** Exercise objective **
Repeat every entry, word for word, leaving no line out.

** Exercise data **
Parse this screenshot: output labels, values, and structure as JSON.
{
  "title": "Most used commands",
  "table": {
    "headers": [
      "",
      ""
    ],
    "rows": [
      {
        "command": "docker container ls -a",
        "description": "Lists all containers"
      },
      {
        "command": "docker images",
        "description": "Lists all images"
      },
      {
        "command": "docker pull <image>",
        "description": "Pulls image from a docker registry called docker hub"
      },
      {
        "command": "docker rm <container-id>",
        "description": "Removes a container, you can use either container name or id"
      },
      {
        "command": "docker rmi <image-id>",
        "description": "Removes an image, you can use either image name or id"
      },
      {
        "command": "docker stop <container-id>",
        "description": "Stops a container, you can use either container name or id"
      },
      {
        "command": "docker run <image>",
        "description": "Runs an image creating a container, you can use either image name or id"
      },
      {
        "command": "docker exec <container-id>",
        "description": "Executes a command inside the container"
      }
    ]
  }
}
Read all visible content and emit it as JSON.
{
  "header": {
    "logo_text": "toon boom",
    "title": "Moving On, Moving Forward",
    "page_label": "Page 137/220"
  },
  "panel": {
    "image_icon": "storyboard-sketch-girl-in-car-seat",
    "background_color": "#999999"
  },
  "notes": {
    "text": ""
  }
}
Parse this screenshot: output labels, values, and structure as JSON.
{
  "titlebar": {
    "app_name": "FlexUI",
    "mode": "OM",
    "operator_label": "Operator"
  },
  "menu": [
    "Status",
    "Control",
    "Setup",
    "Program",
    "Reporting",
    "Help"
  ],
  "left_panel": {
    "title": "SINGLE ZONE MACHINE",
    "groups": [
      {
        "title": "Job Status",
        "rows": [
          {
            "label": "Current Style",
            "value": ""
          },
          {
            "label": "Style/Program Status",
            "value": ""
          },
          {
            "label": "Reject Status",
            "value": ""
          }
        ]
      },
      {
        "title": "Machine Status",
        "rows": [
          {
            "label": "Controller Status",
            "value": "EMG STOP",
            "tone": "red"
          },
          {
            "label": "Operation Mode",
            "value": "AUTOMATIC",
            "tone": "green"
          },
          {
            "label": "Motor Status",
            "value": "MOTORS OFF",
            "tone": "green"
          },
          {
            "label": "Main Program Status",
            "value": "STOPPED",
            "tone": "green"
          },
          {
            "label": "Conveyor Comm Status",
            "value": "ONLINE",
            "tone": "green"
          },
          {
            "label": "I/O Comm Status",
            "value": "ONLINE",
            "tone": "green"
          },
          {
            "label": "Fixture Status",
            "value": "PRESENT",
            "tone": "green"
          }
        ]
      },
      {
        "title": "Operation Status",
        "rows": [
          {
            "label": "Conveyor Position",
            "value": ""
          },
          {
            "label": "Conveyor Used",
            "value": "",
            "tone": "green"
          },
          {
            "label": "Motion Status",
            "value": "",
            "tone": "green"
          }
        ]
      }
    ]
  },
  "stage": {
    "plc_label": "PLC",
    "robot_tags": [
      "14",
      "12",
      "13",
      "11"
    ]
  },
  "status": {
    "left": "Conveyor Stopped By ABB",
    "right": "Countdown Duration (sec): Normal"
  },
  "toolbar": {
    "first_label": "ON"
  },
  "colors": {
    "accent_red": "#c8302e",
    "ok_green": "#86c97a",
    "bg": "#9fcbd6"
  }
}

** Finished exercise **
Parse this screenshot: output labels, values, and structure as JSON.
{
  "title": "Most used commands",
  "table": {
    "headers": [
      "",
      ""
    ],
    "rows": [
      {
        "command": "docker container ls -a",
        "description": "Lists all containers"
      },
      {
        "command": "docker images",
        "description": "Lists all images"
      },
      {
        "command": "docker pull <image>",
        "description": "Pulls image from a docker registry called docker hub"
      },
      {
        "command": "docker rm <container-id>",
        "description": "Removes a container, you can use either container name or id"
      },
      {
        "command": "docker rmi <image-id>",
        "description": "Removes an image, you can use either image name or id"
      },
      {
        "command": "docker stop <container-id>",
        "description": "Stops a container, you can use either container name or id"
      },
      {
        "command": "docker run <image>",
        "description": "Runs an image creating a container, you can use either image name or id"
      },
      {
        "command": "docker exec <container-id>",
        "description": "Executes a command inside the container"
      }
    ]
  }
}
Read all visible content and emit it as JSON.
{
  "header": {
    "logo_text": "toon boom",
    "title": "Moving On, Moving Forward",
    "page_label": "Page 137/220"
  },
  "panel": {
    "image_icon": "storyboard-sketch-girl-in-car-seat",
    "background_color": "#999999"
  },
  "notes": {
    "text": ""
  }
}
Parse this screenshot: output labels, values, and structure as JSON.
{
  "titlebar": {
    "app_name": "FlexUI",
    "mode": "OM",
    "operator_label": "Operator"
  },
  "menu": [
    "Status",
    "Control",
    "Setup",
    "Program",
    "Reporting",
    "Help"
  ],
  "left_panel": {
    "title": "SINGLE ZONE MACHINE",
    "groups": [
      {
        "title": "Job Status",
        "rows": [
          {
            "label": "Current Style",
            "value": ""
          },
          {
            "label": "Style/Program Status",
            "value": ""
          },
          {
            "label": "Reject Status",
            "value": ""
          }
        ]
      },
      {
        "title": "Machine Status",
        "rows": [
          {
            "label": "Controller Status",
            "value": "EMG STOP",
            "tone": "red"
          },
          {
            "label": "Operation Mode",
            "value": "AUTOMATIC",
            "tone": "green"
          },
          {
            "label": "Motor Status",
            "value": "MOTORS OFF",
            "tone": "green"
          },
          {
            "label": "Main Program Status",
            "value": "STOPPED",
            "tone": "green"
          },
          {
            "label": "Conveyor Comm Status",
            "value": "ONLINE",
            "tone": "green"
          },
          {
            "label": "I/O Comm Status",
            "value": "ONLINE",
            "tone": "green"
          },
          {
            "label": "Fixture Status",
            "value": "PRESENT",
            "tone": "green"
          }
        ]
      },
      {
        "title": "Operation Status",
        "rows": [
          {
            "label": "Conveyor Position",
            "value": ""
          },
          {
            "label": "Conveyor Used",
            "value": "",
            "tone": "green"
          },
          {
            "label": "Motion Status",
            "value": "",
            "tone": "green"
          }
        ]
      }
    ]
  },
  "stage": {
    "plc_label": "PLC",
    "robot_tags": [
      "14",
      "12",
      "13",
      "11"
    ]
  },
  "status": {
    "left": "Conveyor Stopped By ABB",
    "right": "Countdown Duration (sec): Normal"
  },
  "toolbar": {
    "first_label": "ON"
  },
  "colors": {
    "accent_red": "#c8302e",
    "ok_green": "#86c97a",
    "bg": "#9fcbd6"
  }
}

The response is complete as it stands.